"The uprooting of identity is seen by the noble ones as pleasurable; but this contradicts what the whole world sees." (Snp 3.12)

"To argue with a person who has renounced the use of reason is like administering medicine to the dead" - Thomas Paine

User avatar
appicchato
Posts: 1603
Joined: Wed Dec 31, 2008 12:47 am
Location: Bridge on the River Kwae

Re: on the constant debunking of the dhamma on this forum

Postby appicchato » Thu Dec 20, 2012 3:41 am

:thumbsup:

alan...
Posts: 824
Joined: Thu Dec 06, 2012 9:37 pm

Re: on the constant debunking of the dhamma on this forum

Postby alan... » Thu Dec 20, 2012 4:07 am


User avatar
retrofuturist
Site Admin
Posts: 17855
Joined: Tue Dec 30, 2008 9:52 pm
Location: Melbourne, Australia

Re: on the constant debunking of the dhamma on this forum

Postby retrofuturist » Thu Dec 20, 2012 4:18 am

"Do not force others, including children, by any means whatsoever, to adopt your views, whether by authority, threat, money, propaganda, or even education." - Ven. Thich Nhat Hanh

"The uprooting of identity is seen by the noble ones as pleasurable; but this contradicts what the whole world sees." (Snp 3.12)

"To argue with a person who has renounced the use of reason is like administering medicine to the dead" - Thomas Paine

User avatar
David N. Snyder
Site Admin
Posts: 10648
Joined: Tue Dec 30, 2008 4:15 am
Location: Las Vegas, Nevada
Contact:

Re: on the constant debunking of the dhamma on this forum

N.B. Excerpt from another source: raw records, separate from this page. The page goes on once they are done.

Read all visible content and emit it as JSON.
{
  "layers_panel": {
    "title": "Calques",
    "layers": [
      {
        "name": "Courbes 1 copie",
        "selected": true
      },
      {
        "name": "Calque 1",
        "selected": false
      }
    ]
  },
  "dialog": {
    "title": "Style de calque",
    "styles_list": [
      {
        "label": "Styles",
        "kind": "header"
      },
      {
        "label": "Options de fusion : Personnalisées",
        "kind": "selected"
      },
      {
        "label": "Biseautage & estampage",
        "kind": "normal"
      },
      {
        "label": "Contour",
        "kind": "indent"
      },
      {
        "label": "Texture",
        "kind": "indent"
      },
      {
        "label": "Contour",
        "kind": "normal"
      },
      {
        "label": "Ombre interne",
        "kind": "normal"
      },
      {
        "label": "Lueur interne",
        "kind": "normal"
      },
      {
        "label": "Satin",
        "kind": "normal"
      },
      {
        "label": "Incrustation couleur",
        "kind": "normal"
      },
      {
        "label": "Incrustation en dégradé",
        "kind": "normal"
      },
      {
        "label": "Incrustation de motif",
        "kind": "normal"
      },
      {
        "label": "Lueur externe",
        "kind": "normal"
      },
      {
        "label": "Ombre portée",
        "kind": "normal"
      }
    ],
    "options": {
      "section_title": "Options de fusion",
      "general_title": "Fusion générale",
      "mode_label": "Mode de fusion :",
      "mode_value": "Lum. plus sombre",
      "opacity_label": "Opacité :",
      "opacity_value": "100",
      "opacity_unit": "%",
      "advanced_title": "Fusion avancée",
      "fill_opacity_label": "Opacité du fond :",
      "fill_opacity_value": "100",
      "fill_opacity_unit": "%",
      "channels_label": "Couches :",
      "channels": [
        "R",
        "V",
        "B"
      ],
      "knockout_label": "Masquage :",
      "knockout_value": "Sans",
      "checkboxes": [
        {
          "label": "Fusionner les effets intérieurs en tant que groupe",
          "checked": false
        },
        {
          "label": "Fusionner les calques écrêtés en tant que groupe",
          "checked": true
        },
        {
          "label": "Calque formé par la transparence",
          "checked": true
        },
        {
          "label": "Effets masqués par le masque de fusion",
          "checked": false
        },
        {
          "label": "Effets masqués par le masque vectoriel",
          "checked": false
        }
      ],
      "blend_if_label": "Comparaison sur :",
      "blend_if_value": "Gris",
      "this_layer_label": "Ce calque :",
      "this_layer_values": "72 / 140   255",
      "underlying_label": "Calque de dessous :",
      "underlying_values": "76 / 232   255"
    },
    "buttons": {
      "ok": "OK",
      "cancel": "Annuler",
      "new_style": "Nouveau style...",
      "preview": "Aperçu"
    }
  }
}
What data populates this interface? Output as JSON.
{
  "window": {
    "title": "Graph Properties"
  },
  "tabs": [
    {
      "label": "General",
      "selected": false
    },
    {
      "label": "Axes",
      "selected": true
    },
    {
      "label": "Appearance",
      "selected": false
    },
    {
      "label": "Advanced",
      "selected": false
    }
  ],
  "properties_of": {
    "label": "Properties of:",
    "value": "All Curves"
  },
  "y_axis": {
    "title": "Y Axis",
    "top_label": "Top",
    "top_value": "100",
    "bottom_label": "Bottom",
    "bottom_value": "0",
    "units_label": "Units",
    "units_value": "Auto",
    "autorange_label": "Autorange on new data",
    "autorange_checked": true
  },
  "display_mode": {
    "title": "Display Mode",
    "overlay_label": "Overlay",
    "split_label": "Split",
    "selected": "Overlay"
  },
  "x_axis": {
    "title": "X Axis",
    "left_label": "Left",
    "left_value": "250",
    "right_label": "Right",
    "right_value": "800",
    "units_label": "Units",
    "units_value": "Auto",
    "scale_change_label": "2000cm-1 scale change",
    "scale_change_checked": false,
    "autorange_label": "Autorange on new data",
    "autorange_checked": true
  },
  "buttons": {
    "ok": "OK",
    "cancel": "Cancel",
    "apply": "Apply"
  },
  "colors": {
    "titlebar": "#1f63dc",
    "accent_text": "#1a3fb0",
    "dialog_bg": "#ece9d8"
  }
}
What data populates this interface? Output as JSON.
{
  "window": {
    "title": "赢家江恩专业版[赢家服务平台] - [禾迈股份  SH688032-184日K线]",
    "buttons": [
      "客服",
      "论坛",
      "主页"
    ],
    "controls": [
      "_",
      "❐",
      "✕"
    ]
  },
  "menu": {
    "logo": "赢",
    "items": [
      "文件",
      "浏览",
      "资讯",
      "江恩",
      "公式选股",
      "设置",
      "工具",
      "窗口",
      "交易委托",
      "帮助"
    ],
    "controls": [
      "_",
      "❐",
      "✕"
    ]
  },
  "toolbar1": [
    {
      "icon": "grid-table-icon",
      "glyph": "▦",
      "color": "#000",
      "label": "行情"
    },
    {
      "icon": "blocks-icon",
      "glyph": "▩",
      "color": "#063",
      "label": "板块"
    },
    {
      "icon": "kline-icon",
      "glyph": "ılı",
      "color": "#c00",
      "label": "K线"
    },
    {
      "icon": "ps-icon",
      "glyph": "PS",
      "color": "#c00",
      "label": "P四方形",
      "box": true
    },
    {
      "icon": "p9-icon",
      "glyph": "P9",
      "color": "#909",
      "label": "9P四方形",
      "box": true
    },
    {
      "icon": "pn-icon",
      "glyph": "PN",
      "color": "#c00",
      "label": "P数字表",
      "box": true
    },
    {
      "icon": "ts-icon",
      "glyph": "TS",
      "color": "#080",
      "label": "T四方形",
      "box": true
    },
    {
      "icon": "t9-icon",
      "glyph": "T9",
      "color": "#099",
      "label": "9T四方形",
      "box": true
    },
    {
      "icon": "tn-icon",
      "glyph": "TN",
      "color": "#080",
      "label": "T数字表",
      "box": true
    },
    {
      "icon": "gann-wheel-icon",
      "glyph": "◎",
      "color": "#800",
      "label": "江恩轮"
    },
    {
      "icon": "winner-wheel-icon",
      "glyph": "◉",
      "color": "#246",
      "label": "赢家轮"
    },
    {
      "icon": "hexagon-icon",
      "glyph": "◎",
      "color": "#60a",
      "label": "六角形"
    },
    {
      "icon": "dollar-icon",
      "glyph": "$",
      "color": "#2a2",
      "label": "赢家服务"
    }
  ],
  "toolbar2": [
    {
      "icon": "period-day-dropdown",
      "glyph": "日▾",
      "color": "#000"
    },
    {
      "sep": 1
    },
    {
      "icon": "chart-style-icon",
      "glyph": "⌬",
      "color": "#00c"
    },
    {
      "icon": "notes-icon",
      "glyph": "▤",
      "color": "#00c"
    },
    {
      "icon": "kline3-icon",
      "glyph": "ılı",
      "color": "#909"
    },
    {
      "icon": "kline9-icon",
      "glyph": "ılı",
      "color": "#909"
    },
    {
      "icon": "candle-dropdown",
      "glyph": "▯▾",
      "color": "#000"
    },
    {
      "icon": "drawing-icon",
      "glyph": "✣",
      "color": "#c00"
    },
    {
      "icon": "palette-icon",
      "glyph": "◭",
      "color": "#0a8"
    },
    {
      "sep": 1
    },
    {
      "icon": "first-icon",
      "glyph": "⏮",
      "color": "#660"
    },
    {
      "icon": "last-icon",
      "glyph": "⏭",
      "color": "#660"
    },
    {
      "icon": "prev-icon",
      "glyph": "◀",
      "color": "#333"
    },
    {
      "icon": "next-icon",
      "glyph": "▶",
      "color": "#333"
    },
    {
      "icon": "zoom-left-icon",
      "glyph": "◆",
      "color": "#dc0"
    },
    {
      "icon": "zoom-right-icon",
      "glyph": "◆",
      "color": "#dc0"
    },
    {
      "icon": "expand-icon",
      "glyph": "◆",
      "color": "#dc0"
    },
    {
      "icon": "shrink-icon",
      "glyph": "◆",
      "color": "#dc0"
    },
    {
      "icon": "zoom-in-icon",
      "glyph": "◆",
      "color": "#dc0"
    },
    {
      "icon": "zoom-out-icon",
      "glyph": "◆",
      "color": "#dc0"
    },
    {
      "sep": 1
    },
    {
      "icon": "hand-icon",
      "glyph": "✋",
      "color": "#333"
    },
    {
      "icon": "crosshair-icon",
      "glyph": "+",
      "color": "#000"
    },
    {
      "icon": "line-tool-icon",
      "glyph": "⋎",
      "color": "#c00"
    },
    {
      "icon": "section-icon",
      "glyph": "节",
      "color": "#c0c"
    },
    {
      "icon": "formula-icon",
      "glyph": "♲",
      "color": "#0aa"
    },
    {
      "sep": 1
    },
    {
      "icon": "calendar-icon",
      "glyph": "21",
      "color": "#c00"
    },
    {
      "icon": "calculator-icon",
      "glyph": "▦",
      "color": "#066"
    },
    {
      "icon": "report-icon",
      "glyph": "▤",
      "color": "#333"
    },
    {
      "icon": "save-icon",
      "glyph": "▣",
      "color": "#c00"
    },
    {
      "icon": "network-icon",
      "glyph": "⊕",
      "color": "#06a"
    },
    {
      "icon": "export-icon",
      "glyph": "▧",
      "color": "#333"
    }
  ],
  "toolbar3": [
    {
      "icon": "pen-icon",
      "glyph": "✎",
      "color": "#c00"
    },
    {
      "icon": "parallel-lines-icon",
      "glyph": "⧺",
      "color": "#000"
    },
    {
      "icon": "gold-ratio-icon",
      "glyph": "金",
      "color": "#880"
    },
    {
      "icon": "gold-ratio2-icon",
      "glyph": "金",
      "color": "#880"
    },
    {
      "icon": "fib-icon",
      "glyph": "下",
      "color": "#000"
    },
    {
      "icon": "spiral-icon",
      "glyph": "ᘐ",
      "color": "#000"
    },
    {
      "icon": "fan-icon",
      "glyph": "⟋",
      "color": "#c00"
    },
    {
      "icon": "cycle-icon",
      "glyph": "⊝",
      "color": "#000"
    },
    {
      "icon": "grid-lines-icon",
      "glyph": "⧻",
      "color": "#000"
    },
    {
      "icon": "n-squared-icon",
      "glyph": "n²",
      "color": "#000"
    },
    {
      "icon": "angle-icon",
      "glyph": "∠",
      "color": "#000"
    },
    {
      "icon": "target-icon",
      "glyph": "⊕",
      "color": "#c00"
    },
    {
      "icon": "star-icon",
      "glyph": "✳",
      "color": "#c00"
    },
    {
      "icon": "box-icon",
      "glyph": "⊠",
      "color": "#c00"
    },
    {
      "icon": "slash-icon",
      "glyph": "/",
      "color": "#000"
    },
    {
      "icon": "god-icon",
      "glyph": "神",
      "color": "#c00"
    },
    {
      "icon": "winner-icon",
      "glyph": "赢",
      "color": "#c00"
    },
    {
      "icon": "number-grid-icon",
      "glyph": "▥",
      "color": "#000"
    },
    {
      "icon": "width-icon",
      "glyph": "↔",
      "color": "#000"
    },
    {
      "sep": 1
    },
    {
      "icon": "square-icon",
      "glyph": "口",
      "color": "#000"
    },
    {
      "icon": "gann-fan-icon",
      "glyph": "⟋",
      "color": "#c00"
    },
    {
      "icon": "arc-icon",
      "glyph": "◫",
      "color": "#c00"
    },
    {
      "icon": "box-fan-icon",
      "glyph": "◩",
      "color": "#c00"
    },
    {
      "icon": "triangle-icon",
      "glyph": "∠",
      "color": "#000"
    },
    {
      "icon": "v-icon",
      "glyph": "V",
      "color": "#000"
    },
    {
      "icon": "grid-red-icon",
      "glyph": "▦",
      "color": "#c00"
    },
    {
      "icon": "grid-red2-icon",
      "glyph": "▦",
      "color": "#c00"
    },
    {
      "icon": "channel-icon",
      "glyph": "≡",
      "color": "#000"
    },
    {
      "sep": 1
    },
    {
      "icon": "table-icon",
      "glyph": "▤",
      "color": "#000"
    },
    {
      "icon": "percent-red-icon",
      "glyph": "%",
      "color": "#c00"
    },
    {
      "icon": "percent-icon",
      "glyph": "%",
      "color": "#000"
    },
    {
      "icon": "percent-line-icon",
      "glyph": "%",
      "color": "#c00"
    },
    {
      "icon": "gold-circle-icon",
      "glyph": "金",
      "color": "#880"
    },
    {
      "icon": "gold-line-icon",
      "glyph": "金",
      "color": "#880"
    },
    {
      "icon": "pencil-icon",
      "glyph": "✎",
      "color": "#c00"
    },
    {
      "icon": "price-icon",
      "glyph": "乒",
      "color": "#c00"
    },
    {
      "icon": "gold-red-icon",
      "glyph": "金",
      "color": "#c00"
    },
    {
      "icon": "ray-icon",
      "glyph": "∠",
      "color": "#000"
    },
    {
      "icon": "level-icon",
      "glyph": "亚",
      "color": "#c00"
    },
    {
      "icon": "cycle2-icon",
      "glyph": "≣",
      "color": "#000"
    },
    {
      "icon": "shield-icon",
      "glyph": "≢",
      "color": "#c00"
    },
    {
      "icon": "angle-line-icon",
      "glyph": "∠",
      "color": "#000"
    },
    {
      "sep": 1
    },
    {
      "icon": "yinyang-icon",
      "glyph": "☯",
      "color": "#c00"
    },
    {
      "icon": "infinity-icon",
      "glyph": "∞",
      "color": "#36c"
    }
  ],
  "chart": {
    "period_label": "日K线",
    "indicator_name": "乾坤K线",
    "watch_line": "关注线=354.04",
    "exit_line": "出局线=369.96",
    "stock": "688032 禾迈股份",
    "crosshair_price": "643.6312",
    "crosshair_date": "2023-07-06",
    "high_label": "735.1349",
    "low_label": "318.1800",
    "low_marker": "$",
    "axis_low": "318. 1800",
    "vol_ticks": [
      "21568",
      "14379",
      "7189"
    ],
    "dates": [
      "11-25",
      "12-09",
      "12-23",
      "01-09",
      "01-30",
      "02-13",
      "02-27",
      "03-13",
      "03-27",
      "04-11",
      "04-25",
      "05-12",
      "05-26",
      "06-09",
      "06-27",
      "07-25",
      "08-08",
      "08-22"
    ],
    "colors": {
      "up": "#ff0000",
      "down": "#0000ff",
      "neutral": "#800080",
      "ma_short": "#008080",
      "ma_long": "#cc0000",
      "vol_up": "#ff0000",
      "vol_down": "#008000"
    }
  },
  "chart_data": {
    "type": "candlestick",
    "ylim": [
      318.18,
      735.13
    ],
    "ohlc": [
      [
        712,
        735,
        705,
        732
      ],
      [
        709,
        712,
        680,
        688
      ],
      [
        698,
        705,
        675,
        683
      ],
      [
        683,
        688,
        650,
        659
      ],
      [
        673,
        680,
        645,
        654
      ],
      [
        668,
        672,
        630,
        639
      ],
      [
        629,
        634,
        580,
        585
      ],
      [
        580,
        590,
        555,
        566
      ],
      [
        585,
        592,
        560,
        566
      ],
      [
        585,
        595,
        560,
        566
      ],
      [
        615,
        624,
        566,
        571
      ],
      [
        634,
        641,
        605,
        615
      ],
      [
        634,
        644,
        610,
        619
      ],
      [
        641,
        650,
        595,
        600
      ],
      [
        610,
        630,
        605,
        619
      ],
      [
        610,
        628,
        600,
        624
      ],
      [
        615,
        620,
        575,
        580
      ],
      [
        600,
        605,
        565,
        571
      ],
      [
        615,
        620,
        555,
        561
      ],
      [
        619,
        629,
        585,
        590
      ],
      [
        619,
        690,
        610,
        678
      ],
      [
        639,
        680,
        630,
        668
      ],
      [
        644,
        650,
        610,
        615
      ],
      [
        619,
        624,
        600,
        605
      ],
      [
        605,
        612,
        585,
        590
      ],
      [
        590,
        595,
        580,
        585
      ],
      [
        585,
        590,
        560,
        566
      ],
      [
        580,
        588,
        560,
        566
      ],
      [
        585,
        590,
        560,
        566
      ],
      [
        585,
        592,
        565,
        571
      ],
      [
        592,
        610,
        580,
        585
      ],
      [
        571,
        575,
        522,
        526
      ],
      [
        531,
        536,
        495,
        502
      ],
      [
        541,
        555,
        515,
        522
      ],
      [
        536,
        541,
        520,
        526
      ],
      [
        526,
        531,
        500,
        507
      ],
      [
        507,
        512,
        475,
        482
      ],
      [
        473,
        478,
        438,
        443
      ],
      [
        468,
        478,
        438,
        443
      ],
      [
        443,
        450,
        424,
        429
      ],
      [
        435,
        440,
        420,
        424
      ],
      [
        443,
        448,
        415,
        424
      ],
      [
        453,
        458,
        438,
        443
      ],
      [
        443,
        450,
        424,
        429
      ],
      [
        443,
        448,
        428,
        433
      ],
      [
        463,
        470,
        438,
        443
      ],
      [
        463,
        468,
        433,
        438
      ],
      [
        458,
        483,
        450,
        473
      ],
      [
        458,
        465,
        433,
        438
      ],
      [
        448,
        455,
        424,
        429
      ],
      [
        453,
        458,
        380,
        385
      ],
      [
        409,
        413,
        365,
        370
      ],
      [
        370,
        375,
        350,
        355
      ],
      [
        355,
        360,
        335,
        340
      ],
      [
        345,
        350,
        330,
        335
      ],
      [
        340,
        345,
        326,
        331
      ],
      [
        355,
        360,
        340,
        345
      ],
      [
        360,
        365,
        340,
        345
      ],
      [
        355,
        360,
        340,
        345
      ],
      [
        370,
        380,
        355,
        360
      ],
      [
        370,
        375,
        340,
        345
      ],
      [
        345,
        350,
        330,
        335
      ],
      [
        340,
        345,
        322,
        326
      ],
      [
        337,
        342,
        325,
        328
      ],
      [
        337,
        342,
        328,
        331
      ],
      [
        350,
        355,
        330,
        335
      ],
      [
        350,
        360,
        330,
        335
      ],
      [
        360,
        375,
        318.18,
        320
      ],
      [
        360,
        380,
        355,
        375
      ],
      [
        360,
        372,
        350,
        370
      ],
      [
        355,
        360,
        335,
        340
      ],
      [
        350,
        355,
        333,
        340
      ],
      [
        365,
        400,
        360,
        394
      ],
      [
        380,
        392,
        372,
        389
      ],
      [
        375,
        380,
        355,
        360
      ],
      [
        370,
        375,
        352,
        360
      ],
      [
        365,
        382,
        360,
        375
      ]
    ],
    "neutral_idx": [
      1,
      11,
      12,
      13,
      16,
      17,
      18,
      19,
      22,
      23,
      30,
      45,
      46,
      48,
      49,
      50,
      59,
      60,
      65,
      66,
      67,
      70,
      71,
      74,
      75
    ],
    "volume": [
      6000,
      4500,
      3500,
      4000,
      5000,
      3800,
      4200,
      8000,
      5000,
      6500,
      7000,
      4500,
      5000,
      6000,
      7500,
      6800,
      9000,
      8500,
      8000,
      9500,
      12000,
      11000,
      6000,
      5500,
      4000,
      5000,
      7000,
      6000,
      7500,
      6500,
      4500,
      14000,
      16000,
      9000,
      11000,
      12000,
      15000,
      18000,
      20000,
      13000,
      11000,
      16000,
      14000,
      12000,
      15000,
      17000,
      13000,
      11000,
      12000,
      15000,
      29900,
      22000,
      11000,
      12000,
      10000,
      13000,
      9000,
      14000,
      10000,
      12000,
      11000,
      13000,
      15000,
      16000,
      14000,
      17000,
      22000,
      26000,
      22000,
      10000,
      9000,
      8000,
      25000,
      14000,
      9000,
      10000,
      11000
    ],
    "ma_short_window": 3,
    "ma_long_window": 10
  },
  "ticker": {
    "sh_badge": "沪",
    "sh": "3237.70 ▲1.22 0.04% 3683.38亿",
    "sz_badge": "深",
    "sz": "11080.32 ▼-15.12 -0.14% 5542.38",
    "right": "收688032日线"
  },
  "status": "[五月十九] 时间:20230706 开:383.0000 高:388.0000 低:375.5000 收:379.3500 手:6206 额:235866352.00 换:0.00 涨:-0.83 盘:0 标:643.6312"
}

Postby David N. Snyder » Thu Dec 20, 2012 4:49 am

Image





Return to “Connections to Other Paths”

Who is online

Users browsing this forum: No registered users and 13 guests

Google Saffron, Theravada Search Engine